But yes, even in remote Sharon, they have government-subsidized "affordable housing."  Ms. Davies writes to brag about the recently-completed 12-unit addition to the Sharon Ridge project. Here is her statement of the economics:

Development costs were approximately $4 million.  The land was already owned by the SHA and zoned for additional building lots, simplifying the process enormously.  Government funds for a project of this size were essential to ensure a financially feasible project.  The SHA received a grant of more than $3 million from the state of Connecticut.  In addition, the SHA obtained a $1 million, 30-year loan (at a 3.5 percent annual interest rate) from the United States Department of Agriculture (USDA) Rural Housing Program.  Of paramount importance was the USDA providing annual rental subsidies for the new units, making them even more affordable.  

See that -- it's as good as free!  A $4 million cost, paid for with a $3 million state grant (free!) and a $1 million federally-subsidized loan (almost free!); plus ongoing operating costs substantially paid for by ongoing federal subsidies (free!).  Or alternatively, we can do a little simple math: $4 million for 12 units comes to $333,333 per unit.  Oh, but they already owned the land, which somebody must have paid for.  So say, about $400,000 per unit.  Plus ongoing operating costs.

Go to websites for real estate listings, like Zillow or Trulia, and look for the town of Sharon.  Even in this tony town, you will find about a dozen listings for houses for sale under $300,000, including several under $200,000.  Check under the adjacent (less tony) town of Canaan, and you will find several dozen listings under $250,000.  From the pictures, these places look perfectly pleasant, if modest.  So why exactly are the taxpayers spending $400,000 per unit, plus a lifetime of operating subsidies, to construct new "affordable housing," when there is plenty of perfectly good housing on the market at half the cost?  The only reason I can think of is, so that some bureaucrats can get bigger empires and more staff and growing budgets.

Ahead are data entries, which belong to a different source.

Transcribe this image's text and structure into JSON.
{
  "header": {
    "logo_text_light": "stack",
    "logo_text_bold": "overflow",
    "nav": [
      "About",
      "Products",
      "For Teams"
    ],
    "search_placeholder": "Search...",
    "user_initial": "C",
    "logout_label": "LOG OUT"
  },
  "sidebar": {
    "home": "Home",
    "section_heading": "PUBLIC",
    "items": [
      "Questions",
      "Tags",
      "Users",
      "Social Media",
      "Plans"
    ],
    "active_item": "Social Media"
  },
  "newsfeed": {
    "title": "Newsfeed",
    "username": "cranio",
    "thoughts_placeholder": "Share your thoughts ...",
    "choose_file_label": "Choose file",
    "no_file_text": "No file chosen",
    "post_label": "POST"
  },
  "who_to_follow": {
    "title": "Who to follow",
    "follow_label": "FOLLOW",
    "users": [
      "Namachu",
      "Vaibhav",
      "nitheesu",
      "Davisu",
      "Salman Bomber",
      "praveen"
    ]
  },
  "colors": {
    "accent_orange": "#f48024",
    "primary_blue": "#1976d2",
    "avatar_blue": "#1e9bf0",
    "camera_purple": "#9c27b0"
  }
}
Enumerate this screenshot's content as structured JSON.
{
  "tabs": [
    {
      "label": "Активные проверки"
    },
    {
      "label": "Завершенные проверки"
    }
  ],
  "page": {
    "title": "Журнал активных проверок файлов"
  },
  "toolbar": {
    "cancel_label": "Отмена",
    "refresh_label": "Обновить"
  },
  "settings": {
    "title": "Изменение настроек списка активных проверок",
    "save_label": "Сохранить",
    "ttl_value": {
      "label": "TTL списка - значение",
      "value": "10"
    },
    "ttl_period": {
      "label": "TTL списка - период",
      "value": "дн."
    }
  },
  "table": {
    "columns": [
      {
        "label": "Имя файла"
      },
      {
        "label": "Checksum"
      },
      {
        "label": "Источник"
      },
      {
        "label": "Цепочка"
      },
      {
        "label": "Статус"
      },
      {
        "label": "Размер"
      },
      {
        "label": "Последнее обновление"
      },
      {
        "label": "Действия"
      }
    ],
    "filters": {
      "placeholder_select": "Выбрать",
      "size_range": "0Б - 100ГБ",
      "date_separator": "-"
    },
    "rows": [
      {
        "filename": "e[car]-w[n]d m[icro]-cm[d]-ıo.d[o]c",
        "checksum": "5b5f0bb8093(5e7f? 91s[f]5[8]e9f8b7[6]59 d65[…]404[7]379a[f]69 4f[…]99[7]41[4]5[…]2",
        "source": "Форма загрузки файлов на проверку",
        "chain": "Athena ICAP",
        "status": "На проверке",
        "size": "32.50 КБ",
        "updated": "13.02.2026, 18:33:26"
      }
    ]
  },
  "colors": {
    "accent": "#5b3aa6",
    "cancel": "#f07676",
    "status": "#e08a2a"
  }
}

But why should we care if it's all "free"?  Somehow Connecticut, while getting big kicks out of passing out the "free" money for progressive moral crusades, has taken itself into a dead end of endless budget crises and economic stagnation.  Do you think the two might somehow be related?  Well, at least they don't spend $5 million per unit on their "affordable housing" like we do in some spots in Manhattan.